_Brief_
An exact copy of every record, with no pictures, please.

_Data shown_
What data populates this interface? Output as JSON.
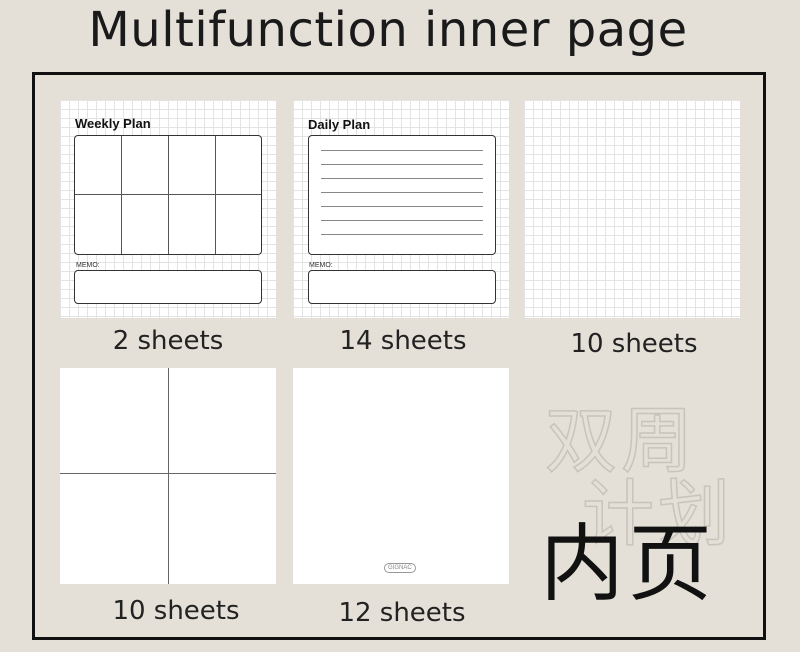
{
  "title": "Multifunction inner page",
  "pages": [
    {
      "name": "weekly-plan",
      "heading": "Weekly Plan",
      "memo": "MEMO:",
      "caption": "2 sheets"
    },
    {
      "name": "daily-plan",
      "heading": "Daily  Plan",
      "memo": "MEMO:",
      "caption": "14 sheets"
    },
    {
      "name": "grid",
      "caption": "10 sheets"
    },
    {
      "name": "quadrant",
      "caption": "10 sheets"
    },
    {
      "name": "blank",
      "logo": "GIGNAC",
      "caption": "12 sheets"
    }
  ],
  "watermark": {
    "line1": "双周",
    "line2": "计划"
  },
  "label_cn": "内页",
  "colors": {
    "background": "#e4e0d8",
    "frame": "#111111",
    "sheet": "#ffffff"
  }
}
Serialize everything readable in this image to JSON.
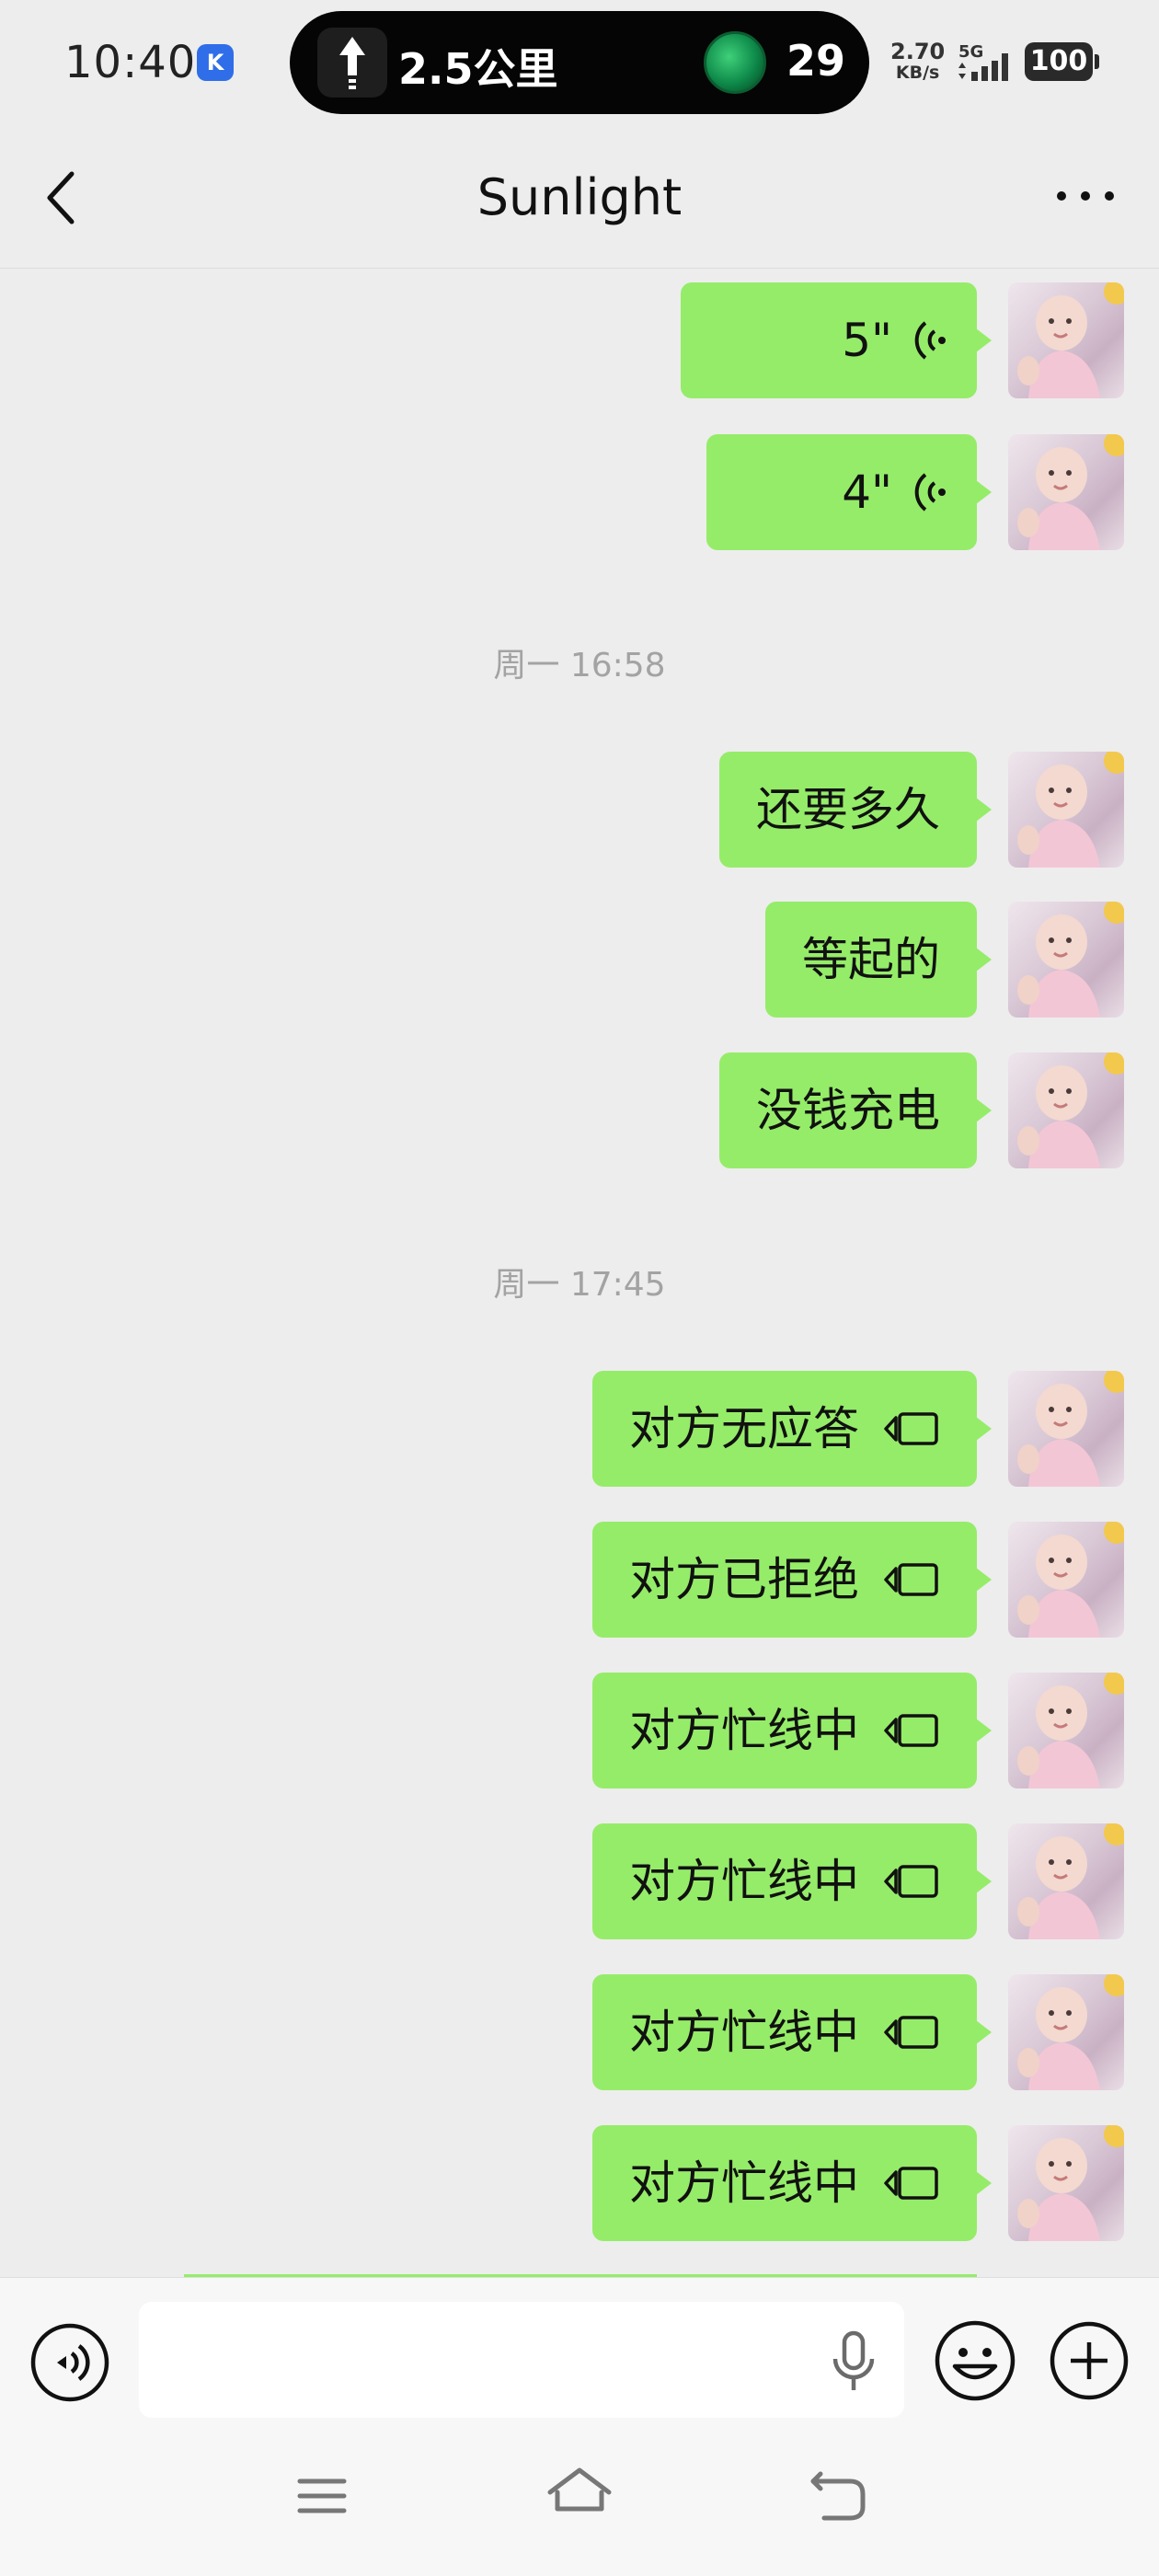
{
  "status_bar": {
    "time": "10:40",
    "k_badge": "K",
    "island_distance": "2.5公里",
    "island_count": "29",
    "net_speed_value": "2.70",
    "net_speed_unit": "KB/s",
    "network": "5G",
    "battery": "100"
  },
  "header": {
    "title": "Sunlight",
    "back_icon": "chevron-left-icon",
    "more_icon": "more-horizontal-icon"
  },
  "messages": [
    {
      "type": "voice",
      "label": "5\"",
      "icon": "voice-wave-icon"
    },
    {
      "type": "voice",
      "label": "4\"",
      "icon": "voice-wave-icon"
    },
    {
      "type": "time",
      "label": "周一 16:58"
    },
    {
      "type": "text",
      "label": "还要多久"
    },
    {
      "type": "text",
      "label": "等起的"
    },
    {
      "type": "text",
      "label": "没钱充电"
    },
    {
      "type": "time",
      "label": "周一 17:45"
    },
    {
      "type": "call",
      "label": "对方无应答",
      "icon": "video-call-icon"
    },
    {
      "type": "call",
      "label": "对方已拒绝",
      "icon": "video-call-icon"
    },
    {
      "type": "call",
      "label": "对方忙线中",
      "icon": "video-call-icon"
    },
    {
      "type": "call",
      "label": "对方忙线中",
      "icon": "video-call-icon"
    },
    {
      "type": "call",
      "label": "对方忙线中",
      "icon": "video-call-icon"
    },
    {
      "type": "call",
      "label": "对方忙线中",
      "icon": "video-call-icon"
    }
  ],
  "input_bar": {
    "placeholder": "",
    "voice_icon": "voice-toggle-icon",
    "mic_icon": "microphone-icon",
    "emoji_icon": "emoji-icon",
    "plus_icon": "plus-icon"
  },
  "colors": {
    "bubble": "#95ec69",
    "background": "#ededed",
    "input_bar": "#f7f7f7"
  }
}
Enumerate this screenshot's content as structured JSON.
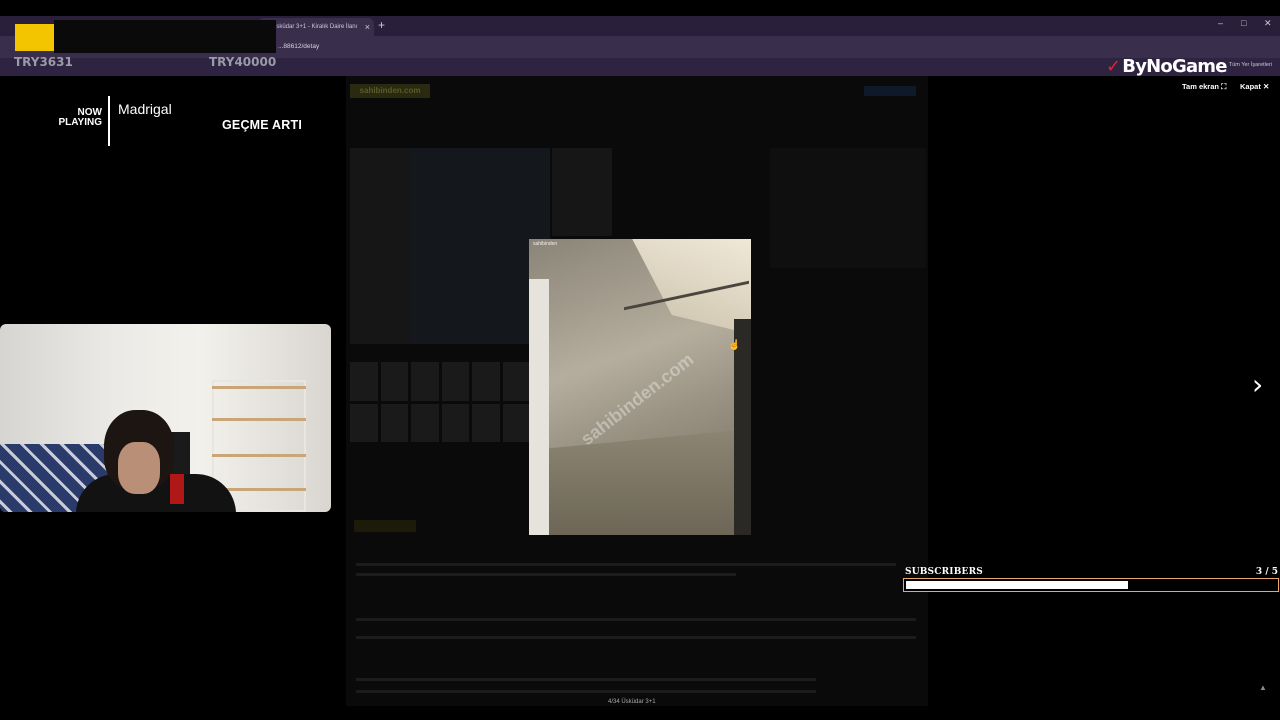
{
  "browser": {
    "tab_title": "Üsküdar 3+1 - Kiralık Daire İlanı",
    "tab_close": "×",
    "new_tab": "+",
    "url": "...88612/detay",
    "bookmarks_label": "Tüm Yer İşaretleri",
    "window_minimize": "–",
    "window_restore": "□",
    "window_close": "✕"
  },
  "donations": {
    "left": "TRY3631",
    "right": "TRY40000"
  },
  "now_playing": {
    "label_line1": "NOW",
    "label_line2": "PLAYING",
    "title": "Madrigal"
  },
  "overlay_text": "GEÇME ARTI",
  "brand": {
    "name": "ByNoGame",
    "mark": "✓"
  },
  "site": {
    "logo": "sahibinden.com"
  },
  "lightbox": {
    "fullscreen_label": "Tam ekran",
    "fullscreen_icon": "⛶",
    "close_label": "Kapat",
    "close_icon": "✕",
    "next_icon": "›",
    "scroll_top_icon": "▲",
    "photo_watermark": "sahibinden.com",
    "photo_tag": "sahibinden",
    "caption": "4/34 Üsküdar 3+1"
  },
  "subscribers": {
    "label": "SUBSCRIBERS",
    "count": "3 / 5",
    "progress": 0.6
  },
  "colors": {
    "accent_yellow": "#f2c500",
    "brand_red": "#e0262b",
    "bar_border": "#e8a86a"
  }
}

_Your response_
What data populates this interface? Output as JSON.
{
  "title": "Multifunction inner page",
  "pages": [
    {
      "name": "weekly-plan",
      "heading": "Weekly Plan",
      "memo": "MEMO:",
      "caption": "2 sheets"
    },
    {
      "name": "daily-plan",
      "heading": "Daily  Plan",
      "memo": "MEMO:",
      "caption": "14 sheets"
    },
    {
      "name": "grid",
      "caption": "10 sheets"
    },
    {
      "name": "quadrant",
      "caption": "10 sheets"
    },
    {
      "name": "blank",
      "logo": "GIGNAC",
      "caption": "12 sheets"
    }
  ],
  "watermark": {
    "line1": "双周",
    "line2": "计划"
  },
  "label_cn": "内页",
  "colors": {
    "background": "#e4e0d8",
    "frame": "#111111",
    "sheet": "#ffffff"
  }
}
Serialize everything readable in this image to JSON.
{
  "status_bar": {
    "time": "10:40",
    "k_badge": "K",
    "island_distance": "2.5公里",
    "island_count": "29",
    "net_speed_value": "2.70",
    "net_speed_unit": "KB/s",
    "network": "5G",
    "battery": "100"
  },
  "header": {
    "title": "Sunlight",
    "back_icon": "chevron-left-icon",
    "more_icon": "more-horizontal-icon"
  },
  "messages": [
    {
      "type": "voice",
      "label": "5\"",
      "icon": "voice-wave-icon"
    },
    {
      "type": "voice",
      "label": "4\"",
      "icon": "voice-wave-icon"
    },
    {
      "type": "time",
      "label": "周一 16:58"
    },
    {
      "type": "text",
      "label": "还要多久"
    },
    {
      "type": "text",
      "label": "等起的"
    },
    {
      "type": "text",
      "label": "没钱充电"
    },
    {
      "type": "time",
      "label": "周一 17:45"
    },
    {
      "type": "call",
      "label": "对方无应答",
      "icon": "video-call-icon"
    },
    {
      "type": "call",
      "label": "对方已拒绝",
      "icon": "video-call-icon"
    },
    {
      "type": "call",
      "label": "对方忙线中",
      "icon": "video-call-icon"
    },
    {
      "type": "call",
      "label": "对方忙线中",
      "icon": "video-call-icon"
    },
    {
      "type": "call",
      "label": "对方忙线中",
      "icon": "video-call-icon"
    },
    {
      "type": "call",
      "label": "对方忙线中",
      "icon": "video-call-icon"
    }
  ],
  "input_bar": {
    "placeholder": "",
    "voice_icon": "voice-toggle-icon",
    "mic_icon": "microphone-icon",
    "emoji_icon": "emoji-icon",
    "plus_icon": "plus-icon"
  },
  "colors": {
    "bubble": "#95ec69",
    "background": "#ededed",
    "input_bar": "#f7f7f7"
  }
}
Enumerate this screenshot's content as structured JSON.
{
  "browser": {
    "tab_title": "Üsküdar 3+1 - Kiralık Daire İlanı",
    "tab_close": "×",
    "new_tab": "+",
    "url": "...88612/detay",
    "bookmarks_label": "Tüm Yer İşaretleri",
    "window_minimize": "–",
    "window_restore": "□",
    "window_close": "✕"
  },
  "donations": {
    "left": "TRY3631",
    "right": "TRY40000"
  },
  "now_playing": {
    "label_line1": "NOW",
    "label_line2": "PLAYING",
    "title": "Madrigal"
  },
  "overlay_text": "GEÇME ARTI",
  "brand": {
    "name": "ByNoGame",
    "mark": "✓"
  },
  "site": {
    "logo": "sahibinden.com"
  },
  "lightbox": {
    "fullscreen_label": "Tam ekran",
    "fullscreen_icon": "⛶",
    "close_label": "Kapat",
    "close_icon": "✕",
    "next_icon": "›",
    "scroll_top_icon": "▲",
    "photo_watermark": "sahibinden.com",
    "photo_tag": "sahibinden",
    "caption": "4/34 Üsküdar 3+1"
  },
  "subscribers": {
    "label": "SUBSCRIBERS",
    "count": "3 / 5",
    "progress": 0.6
  },
  "colors": {
    "accent_yellow": "#f2c500",
    "brand_red": "#e0262b",
    "bar_border": "#e8a86a"
  }
}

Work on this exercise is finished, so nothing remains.